You may have a common reaction when you first hear that ringing in your ears: pretend everything’s good. You continue your regular routines: you have a chat with friends, go shopping, and prepare lunch. In the meantime, you’re trying to push that ringing in your ear to the back of your mind. Because there is one thing you feel certain of: your tinnitus will go away on its own.
After several more days of unrelenting ringing and buzzing, however, you begin to have doubts.
This situation happens to other people as well. Tinnitus can be a tricky little affliction, at times it will recede by itself and sometimes, it will stick around for a longer period of time.
When Tinnitus is Likely to Vanish by Itself
Tinnitus is very common everywhere, almost everyone’s had a bout every now and then. Tinnitus is a temporary condition, in most circumstances, and will eventually subside on its own. A rock concert is a good illustration: you go see Bruce Springsteen at your local stadium (it’s a good show) and when you get home, you discover that there is ringing in your ears.

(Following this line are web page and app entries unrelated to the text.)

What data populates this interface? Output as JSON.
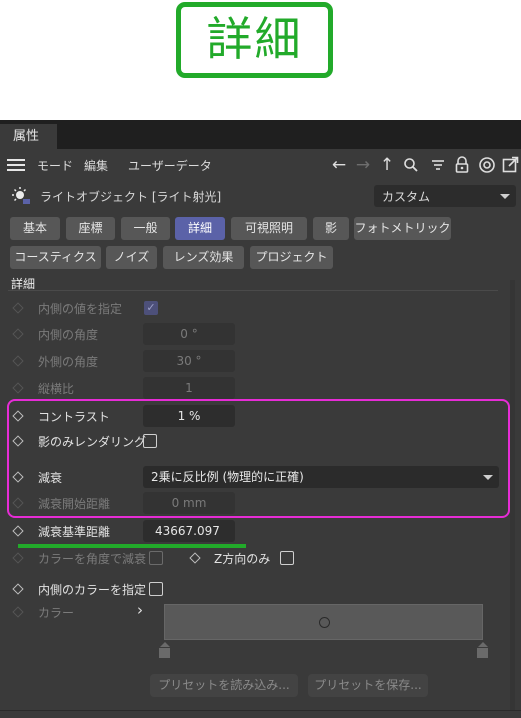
{
  "banner": {
    "label": "詳細"
  },
  "window": {
    "tab_label": "属性"
  },
  "menubar": {
    "items": [
      "モード",
      "編集",
      "ユーザーデータ"
    ]
  },
  "toolbar_icons": [
    "arrow-left-icon",
    "arrow-right-icon",
    "arrow-up-icon",
    "search-icon",
    "filter-icon",
    "lock-icon",
    "target-icon",
    "new-window-icon"
  ],
  "object": {
    "title": "ライトオブジェクト [ライト射光]",
    "preset": "カスタム"
  },
  "tabs_row1": [
    "基本",
    "座標",
    "一般",
    "詳細",
    "可視照明",
    "影",
    "フォトメトリック"
  ],
  "tabs_row2": [
    "コースティクス",
    "ノイズ",
    "レンズ効果",
    "プロジェクト"
  ],
  "active_tab": "詳細",
  "section": {
    "title": "詳細"
  },
  "params": {
    "inner_value": {
      "label": "内側の値を指定",
      "checked": true
    },
    "inner_angle": {
      "label": "内側の角度",
      "value": "0 °"
    },
    "outer_angle": {
      "label": "外側の角度",
      "value": "30 °"
    },
    "aspect": {
      "label": "縦横比",
      "value": "1"
    },
    "contrast": {
      "label": "コントラスト",
      "value": "1 %"
    },
    "shadow_only": {
      "label": "影のみレンダリング",
      "checked": false
    },
    "falloff": {
      "label": "減衰",
      "value": "2乗に反比例 (物理的に正確)"
    },
    "falloff_start": {
      "label": "減衰開始距離",
      "value": "0 mm"
    },
    "falloff_radius": {
      "label": "減衰基準距離",
      "value": "43667.097"
    },
    "color_angle": {
      "label": "カラーを角度で減衰",
      "checked": false
    },
    "z_only": {
      "label": "Z方向のみ",
      "checked": false
    },
    "inner_color": {
      "label": "内側のカラーを指定",
      "checked": false
    },
    "color": {
      "label": "カラー",
      "expand": "›"
    }
  },
  "buttons": {
    "load_preset": "プリセットを読み込み...",
    "save_preset": "プリセットを保存..."
  },
  "colors": {
    "accent": "#5b62a8",
    "highlight_box": "#e62cd6",
    "underline": "#22aa2a"
  }
}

The type of tinnitus that is linked to temporary injury from loud noise will normally subside within a few days (and you chalk it up to the price of seeing your favorite band play live).

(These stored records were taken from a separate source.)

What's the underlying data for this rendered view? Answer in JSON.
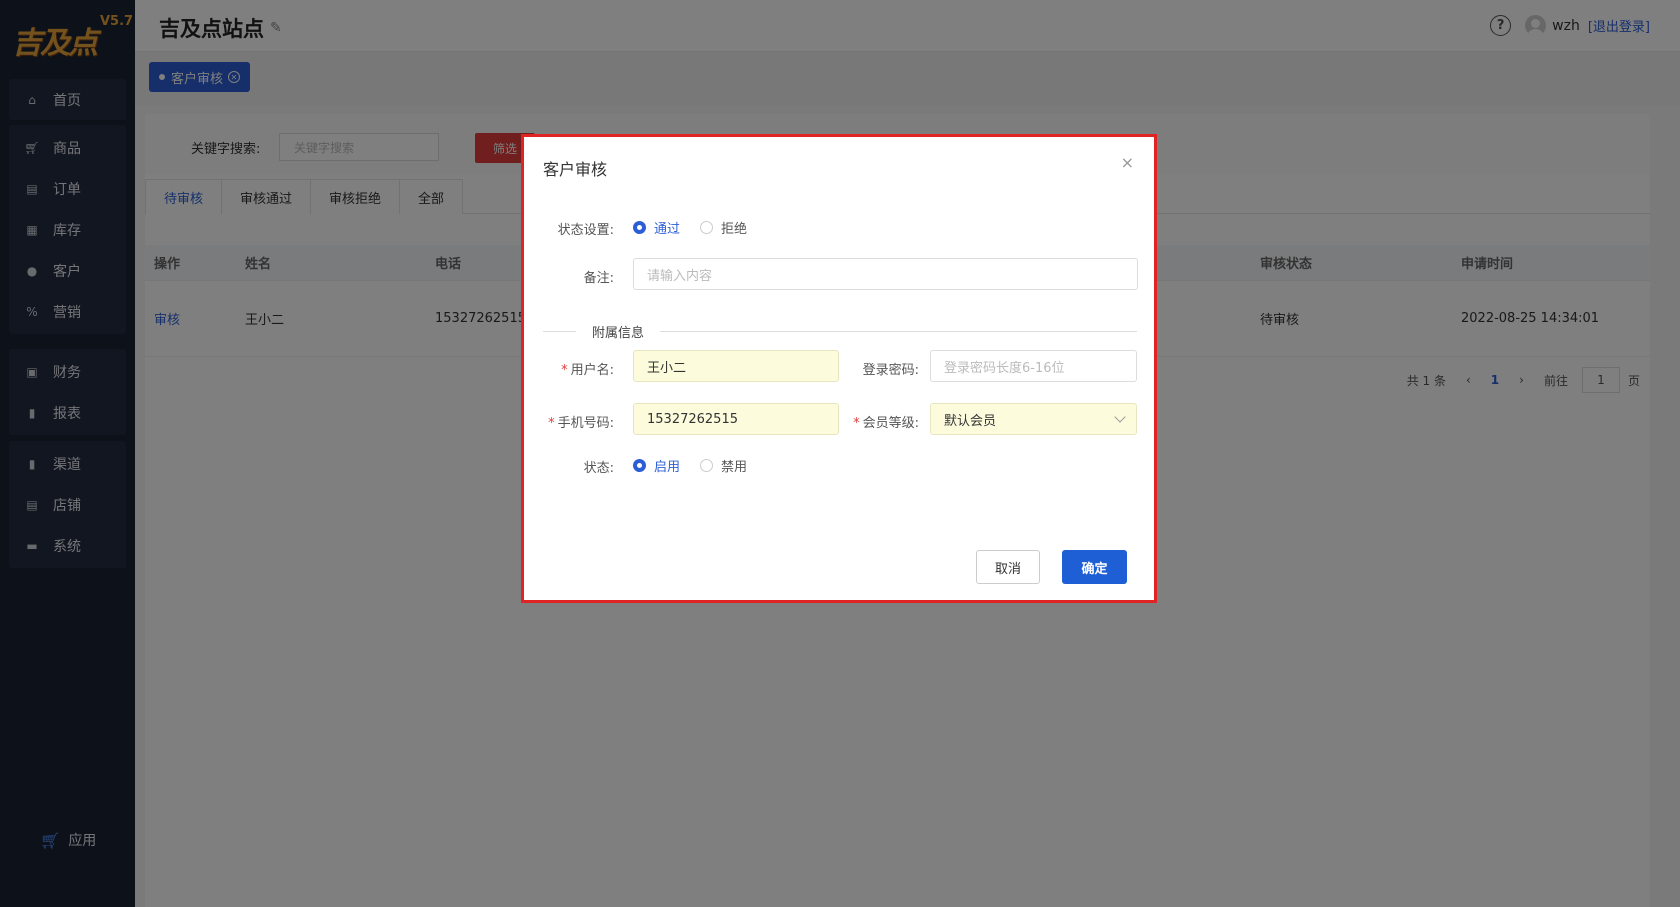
{
  "logo": {
    "text": "吉及点",
    "version": "V5.7"
  },
  "sidebar": {
    "groups": [
      [
        {
          "label": "首页",
          "icon": "home-icon"
        }
      ],
      [
        {
          "label": "商品",
          "icon": "cart-icon"
        },
        {
          "label": "订单",
          "icon": "order-icon"
        },
        {
          "label": "库存",
          "icon": "grid-icon"
        },
        {
          "label": "客户",
          "icon": "user-icon"
        },
        {
          "label": "营销",
          "icon": "percent-icon"
        }
      ],
      [
        {
          "label": "财务",
          "icon": "finance-icon"
        },
        {
          "label": "报表",
          "icon": "chart-icon"
        }
      ],
      [
        {
          "label": "渠道",
          "icon": "chart-icon"
        },
        {
          "label": "店铺",
          "icon": "store-icon"
        },
        {
          "label": "系统",
          "icon": "monitor-icon"
        }
      ]
    ],
    "app_label": "应用"
  },
  "header": {
    "title": "吉及点站点",
    "user": "wzh",
    "logout": "[退出登录]"
  },
  "tagbar": {
    "tag_label": "客户审核"
  },
  "filter": {
    "label": "关键字搜索:",
    "placeholder": "关键字搜索",
    "button": "筛选"
  },
  "tabs": [
    "待审核",
    "审核通过",
    "审核拒绝",
    "全部"
  ],
  "table": {
    "headers": {
      "op": "操作",
      "name": "姓名",
      "phone": "电话",
      "status": "审核状态",
      "time": "申请时间"
    },
    "row": {
      "op": "审核",
      "name": "王小二",
      "phone": "15327262515",
      "status": "待审核",
      "time": "2022-08-25 14:34:01"
    }
  },
  "pager": {
    "total": "共 1 条",
    "prev": "‹",
    "page": "1",
    "next": "›",
    "goto": "前往",
    "page_input": "1",
    "suffix": "页"
  },
  "modal": {
    "title": "客户审核",
    "close": "×",
    "status_label": "状态设置:",
    "status_options": {
      "pass": "通过",
      "reject": "拒绝"
    },
    "remark_label": "备注:",
    "remark_placeholder": "请输入内容",
    "section": "附属信息",
    "username_label": "用户名:",
    "username_value": "王小二",
    "password_label": "登录密码:",
    "password_placeholder": "登录密码长度6-16位",
    "phone_label": "手机号码:",
    "phone_value": "15327262515",
    "level_label": "会员等级:",
    "level_value": "默认会员",
    "state_label": "状态:",
    "state_options": {
      "enable": "启用",
      "disable": "禁用"
    },
    "cancel": "取消",
    "confirm": "确定",
    "required_mark": "*"
  },
  "colors": {
    "sidebar_bg": "#1b2233",
    "accent": "#2c5fd6",
    "danger": "#e23c3c",
    "highlight_border": "#e02424"
  }
}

Over time loss of hearing can go from temporary or “acute” to permanent or “chronic” because of this exact kind of injury. Too many of those types of concerts and you might end up with permanent tinnitus.
sometimes, Tinnitus Doesn’t Simply Disappear

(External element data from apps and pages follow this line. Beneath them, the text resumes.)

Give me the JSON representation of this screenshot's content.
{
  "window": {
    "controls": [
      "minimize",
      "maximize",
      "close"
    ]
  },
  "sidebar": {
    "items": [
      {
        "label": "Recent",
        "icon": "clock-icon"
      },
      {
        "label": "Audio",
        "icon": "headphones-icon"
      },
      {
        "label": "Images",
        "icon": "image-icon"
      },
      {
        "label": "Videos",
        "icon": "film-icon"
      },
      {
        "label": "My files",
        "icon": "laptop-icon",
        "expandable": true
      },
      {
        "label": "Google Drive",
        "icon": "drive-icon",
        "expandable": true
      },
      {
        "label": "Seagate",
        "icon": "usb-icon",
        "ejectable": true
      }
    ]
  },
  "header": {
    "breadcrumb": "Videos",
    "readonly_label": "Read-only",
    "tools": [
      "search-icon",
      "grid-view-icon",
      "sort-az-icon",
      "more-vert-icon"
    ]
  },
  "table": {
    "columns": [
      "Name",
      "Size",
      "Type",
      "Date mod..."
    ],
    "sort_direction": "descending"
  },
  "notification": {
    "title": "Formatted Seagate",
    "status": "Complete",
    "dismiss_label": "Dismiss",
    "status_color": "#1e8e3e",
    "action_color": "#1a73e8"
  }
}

If your tinnitus lingers for over three months it’s then labeled as chronic tinnitus (but you should have it examined by an expert long before that).
Around 5-15% of individuals globally have recorded symptoms of chronic tinnitus. The exact causes of tinnitus are still not well known although there are some known connections (such as hearing loss).
Normally, a fast cure for tinnitus will be elusive if the triggers aren’t clear. If your ears have been ringing for over three months and there’s no identifiable cause, there’s a strong possibility that the sound will not subside by itself. In those cases, there are treatment possibilities available (like cognitive behavioral therapy or noise-canceling devices) that can help you deal with symptoms and protect your quality of life.
The Cause of Your Tinnitus is Important
It becomes much simpler to mitigate the symptoms of tinnitus when you are able to recognize the underlying causes. If a bacterial ear infection is, for example, the reason for your tinnitus, you can restore a healthy ear and clear hearing by treating it with antibiotics.
Some causes of acute tinnitus may include:
- Eardrum damage (such as a perforated eardrum)
- Meniere’s disease (this usually has no cure and is often associated with chronic tinnitus)
- Chronic ear infections
- Hearing loss (again, this is often associated with chronic tinnitus)
- A blockage in the ear or ear canal
The Big Question…Will my Tinnitus Ever go Away?
The bottom line is that in most cases, yes, your tinnitus will recede by itself. But it becomes progressively more likely that you’re dealing with chronic tinnitus the longer these tinnitus sounds last.
You can convince yourself that everything is fine and hope that the ringing will simply stop. But there could come a point where your tinnitus starts to become uncomfortable, where it’s tough to concentrate because the sound is too disruptive. And in those instances, you might want a treatment plan more thorough than crossing your fingers.
In most cases, though, in fact, throughout most of your life, your tinnitus will usually go away by itself, a normal reaction to a loud environment (and your body’s way of letting you know to stay away from that environment from now on). Whether that’s acute or chronic tinnitus, well, we’ll only know over time.